G.  Peace comes not for the love of peace but from the dread of war.

H.  Self defense means: to do whatever it takes to insure the safety of your people.

I.  The west fights every war with one hand tied behind their back, nice sentiment but not morally correct.

 

The moral form of war is :

A war fought to conclusion not to a stand still.

A war fought to a quick victory so the country can go back to normal life.

A war that brings at least forty years of peace.

On Serving

By | Uncategorized | No Comments

Here’s a “class quote.”

 

Serving

“Sometimes we feel a sense of injustice, that we give to our husband or children more than we get in return.

“In reality, we were created to give, to serve. This is what life is all about from beginning to end. We are here to serve G-d. When you acknowledge that you were created to serve your Maker, serving you spouse and children is part of the bigger picture. But if you’re not serving G-d, why should you serve others?

“We’re confused. “Becoming something” has replaced serving the Creator. “Be all you can be” has replaced G-d.

“Let’s get back on track. Ultimately, the only thing we won’t regret in our lives is the service we did for others. That’s what has real validity.

“So ignore it when your children say you’ve ruined their lives. And the fact that your mother was always there for you will, in the end, outweigh what she did or didn’t do for you. We will always regret some things we did to our kids. But we will never regret that we did for them. Be totally comfortable doing the serving — not to receive in return, just to serve; that is true humility. “

Response to “Unsure”

By | Uncategorized | No Comments

Dear “Unsure”,

You are torturing yourself unnecessarily. As a fifteen year-old, why would you expect to ‘know for sure’ all the truths of Torah? How are you supposed to ‘know’ who created the world?!

You don’t how an airplane flies or how an antibiotic works. You’ve never seen a germ or a virus, and probably don’t know where your spleen is or what it looks like. Does any of this matter? No, you live your life based onknowledge received from the past without need to reinvent the wheel.

G-d created the world and gave the Torah on Mt. Sinai unless you have witnesses to the contrary.

The best and wisest minds among our sages, every one of them smarter than Einstein, studied the Talmud for three thousand years without doubt of its origin and you are not sure!

So you feel guilty as if you are responsible to prove or confirm cosmic truths! Get real. Relax. It’s not your job.

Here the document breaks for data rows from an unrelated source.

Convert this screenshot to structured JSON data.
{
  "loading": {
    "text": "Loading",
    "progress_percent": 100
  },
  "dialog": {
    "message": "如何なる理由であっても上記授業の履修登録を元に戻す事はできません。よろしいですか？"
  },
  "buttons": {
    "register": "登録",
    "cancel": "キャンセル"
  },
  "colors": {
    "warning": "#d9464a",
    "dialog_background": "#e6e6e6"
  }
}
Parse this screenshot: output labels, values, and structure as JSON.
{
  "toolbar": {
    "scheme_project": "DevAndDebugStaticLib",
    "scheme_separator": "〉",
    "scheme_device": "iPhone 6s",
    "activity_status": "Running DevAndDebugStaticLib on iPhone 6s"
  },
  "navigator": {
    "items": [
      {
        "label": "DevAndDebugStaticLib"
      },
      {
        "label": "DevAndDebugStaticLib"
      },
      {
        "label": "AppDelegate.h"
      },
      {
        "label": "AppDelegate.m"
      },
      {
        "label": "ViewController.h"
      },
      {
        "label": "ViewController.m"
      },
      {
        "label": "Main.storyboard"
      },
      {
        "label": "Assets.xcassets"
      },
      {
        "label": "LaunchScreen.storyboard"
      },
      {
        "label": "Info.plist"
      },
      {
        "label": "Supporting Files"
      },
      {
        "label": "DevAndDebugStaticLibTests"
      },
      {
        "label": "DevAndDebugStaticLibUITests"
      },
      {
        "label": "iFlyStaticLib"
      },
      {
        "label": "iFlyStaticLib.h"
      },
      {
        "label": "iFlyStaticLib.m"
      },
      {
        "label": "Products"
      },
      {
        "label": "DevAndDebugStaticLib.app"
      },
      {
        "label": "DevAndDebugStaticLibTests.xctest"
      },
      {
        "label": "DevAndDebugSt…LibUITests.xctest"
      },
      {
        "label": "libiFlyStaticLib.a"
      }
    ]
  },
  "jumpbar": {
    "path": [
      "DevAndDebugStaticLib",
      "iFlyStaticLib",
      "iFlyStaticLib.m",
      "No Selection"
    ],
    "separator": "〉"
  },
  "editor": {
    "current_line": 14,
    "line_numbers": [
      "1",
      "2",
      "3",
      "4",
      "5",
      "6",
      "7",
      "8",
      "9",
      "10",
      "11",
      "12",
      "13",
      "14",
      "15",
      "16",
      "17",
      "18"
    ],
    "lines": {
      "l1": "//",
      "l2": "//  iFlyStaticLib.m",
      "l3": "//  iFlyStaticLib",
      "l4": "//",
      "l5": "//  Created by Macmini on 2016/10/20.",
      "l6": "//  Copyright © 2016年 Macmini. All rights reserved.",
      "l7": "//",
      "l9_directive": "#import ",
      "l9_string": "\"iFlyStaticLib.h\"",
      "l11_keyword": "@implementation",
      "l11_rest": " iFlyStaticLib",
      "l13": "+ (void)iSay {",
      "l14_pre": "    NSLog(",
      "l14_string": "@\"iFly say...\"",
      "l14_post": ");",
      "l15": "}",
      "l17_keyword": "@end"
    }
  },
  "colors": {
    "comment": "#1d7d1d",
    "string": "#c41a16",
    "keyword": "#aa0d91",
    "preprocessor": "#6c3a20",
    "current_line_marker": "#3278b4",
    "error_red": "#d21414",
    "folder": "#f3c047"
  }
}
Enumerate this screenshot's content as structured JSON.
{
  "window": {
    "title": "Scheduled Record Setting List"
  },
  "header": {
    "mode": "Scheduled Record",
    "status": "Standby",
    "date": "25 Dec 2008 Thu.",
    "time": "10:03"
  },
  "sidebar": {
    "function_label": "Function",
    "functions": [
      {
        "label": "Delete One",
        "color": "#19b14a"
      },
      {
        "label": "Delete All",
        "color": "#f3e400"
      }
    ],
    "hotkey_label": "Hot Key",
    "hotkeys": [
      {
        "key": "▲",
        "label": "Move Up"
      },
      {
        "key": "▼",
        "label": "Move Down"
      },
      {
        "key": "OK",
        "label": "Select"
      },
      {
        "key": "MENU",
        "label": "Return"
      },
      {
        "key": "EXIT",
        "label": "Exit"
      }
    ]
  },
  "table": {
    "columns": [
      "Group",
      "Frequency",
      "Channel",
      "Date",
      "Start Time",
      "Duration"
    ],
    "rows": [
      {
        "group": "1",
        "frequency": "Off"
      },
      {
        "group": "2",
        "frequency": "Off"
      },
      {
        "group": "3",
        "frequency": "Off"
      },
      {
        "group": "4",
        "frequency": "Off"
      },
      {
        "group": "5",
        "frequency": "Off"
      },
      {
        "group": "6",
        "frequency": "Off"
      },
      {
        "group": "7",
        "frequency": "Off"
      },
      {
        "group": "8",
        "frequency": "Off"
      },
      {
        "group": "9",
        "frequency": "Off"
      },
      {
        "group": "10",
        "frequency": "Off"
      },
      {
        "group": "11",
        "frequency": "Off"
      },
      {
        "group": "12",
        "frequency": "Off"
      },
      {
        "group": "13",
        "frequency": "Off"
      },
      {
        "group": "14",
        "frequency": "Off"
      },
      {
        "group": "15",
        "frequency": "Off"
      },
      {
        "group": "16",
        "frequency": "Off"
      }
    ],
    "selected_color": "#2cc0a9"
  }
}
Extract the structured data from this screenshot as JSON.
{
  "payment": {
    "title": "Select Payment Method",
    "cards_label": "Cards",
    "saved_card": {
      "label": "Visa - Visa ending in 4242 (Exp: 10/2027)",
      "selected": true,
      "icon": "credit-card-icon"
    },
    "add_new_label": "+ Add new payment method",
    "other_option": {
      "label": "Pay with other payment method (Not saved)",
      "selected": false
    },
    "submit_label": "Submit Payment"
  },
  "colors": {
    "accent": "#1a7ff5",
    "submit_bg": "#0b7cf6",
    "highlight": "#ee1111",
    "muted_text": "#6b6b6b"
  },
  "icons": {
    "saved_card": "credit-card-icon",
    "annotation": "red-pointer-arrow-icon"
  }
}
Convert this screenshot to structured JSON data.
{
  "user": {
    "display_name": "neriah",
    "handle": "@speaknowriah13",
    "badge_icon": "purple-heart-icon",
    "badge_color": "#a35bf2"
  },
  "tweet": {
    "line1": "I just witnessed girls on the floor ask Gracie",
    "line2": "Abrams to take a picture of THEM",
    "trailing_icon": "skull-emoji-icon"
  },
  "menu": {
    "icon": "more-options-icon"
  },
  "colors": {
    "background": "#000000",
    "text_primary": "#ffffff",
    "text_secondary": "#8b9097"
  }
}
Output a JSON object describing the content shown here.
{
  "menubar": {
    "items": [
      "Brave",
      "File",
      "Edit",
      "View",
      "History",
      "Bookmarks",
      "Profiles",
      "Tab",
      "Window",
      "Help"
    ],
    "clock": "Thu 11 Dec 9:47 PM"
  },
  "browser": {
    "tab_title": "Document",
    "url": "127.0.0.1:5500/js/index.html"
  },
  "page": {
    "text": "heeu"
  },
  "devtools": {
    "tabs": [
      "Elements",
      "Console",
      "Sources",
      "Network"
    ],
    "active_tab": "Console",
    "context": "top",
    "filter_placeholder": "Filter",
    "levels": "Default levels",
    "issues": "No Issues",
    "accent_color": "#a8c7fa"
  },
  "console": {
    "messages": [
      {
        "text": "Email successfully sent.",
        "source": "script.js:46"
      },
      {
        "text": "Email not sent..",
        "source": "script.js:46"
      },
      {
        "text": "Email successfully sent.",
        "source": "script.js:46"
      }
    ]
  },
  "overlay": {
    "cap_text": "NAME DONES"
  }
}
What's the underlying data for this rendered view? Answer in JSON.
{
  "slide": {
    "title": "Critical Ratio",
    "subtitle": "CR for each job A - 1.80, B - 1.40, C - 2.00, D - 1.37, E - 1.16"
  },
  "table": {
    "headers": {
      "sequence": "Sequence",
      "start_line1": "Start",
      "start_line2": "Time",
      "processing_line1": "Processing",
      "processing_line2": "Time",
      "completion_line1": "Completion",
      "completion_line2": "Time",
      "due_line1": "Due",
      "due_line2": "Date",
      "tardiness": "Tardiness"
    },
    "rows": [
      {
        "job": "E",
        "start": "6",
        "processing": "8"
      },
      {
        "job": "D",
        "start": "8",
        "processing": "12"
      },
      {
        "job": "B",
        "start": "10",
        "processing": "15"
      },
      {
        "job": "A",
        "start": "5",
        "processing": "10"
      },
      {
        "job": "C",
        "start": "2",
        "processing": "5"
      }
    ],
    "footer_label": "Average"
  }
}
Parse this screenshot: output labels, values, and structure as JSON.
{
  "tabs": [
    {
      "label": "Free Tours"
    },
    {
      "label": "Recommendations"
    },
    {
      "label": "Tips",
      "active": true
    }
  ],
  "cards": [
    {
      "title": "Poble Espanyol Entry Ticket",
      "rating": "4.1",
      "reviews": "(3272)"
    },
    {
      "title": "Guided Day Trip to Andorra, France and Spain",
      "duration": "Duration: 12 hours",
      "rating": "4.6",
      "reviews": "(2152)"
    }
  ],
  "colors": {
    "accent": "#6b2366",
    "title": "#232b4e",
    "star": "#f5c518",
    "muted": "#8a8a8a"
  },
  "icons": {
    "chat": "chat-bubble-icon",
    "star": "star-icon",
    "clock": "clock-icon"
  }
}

Your job is to elevate yourself to a more productive, noble, respectful life every day.

Work on that. I guarantee you won’t regret it!

All I Got Was Words

By | Uncategorized | No Comments

Speaking of words… here’s a really old classic.

 

All I Got Was Words

by: unknown

 

When I was young and fancy free

My folks had no fine clothes for me

All I got was words:

Gott vet geben!

Gott tsu dankn!

Zoll mir nur leben un sein gezund.

 

When I was wont to travel far

They didn’t provide me with a car

All I got was words:

Gay gezunt!

Fuhr pamelech!

Hob a glicklikhe reise!

 

I wanted to increase my knowledge

But they couldn’t send me to college,

All I got was words:

Hob seichel!

Zei nit kein nahr!

Toire iz di beste schoire!

 

The years have flown. The world has turned.

Things I have forgotten, things I’ve learned,

Yet I remember:

Zog dem eemss!

Gib tsedakah!

Hob rachmaness!

Zei a mentsch!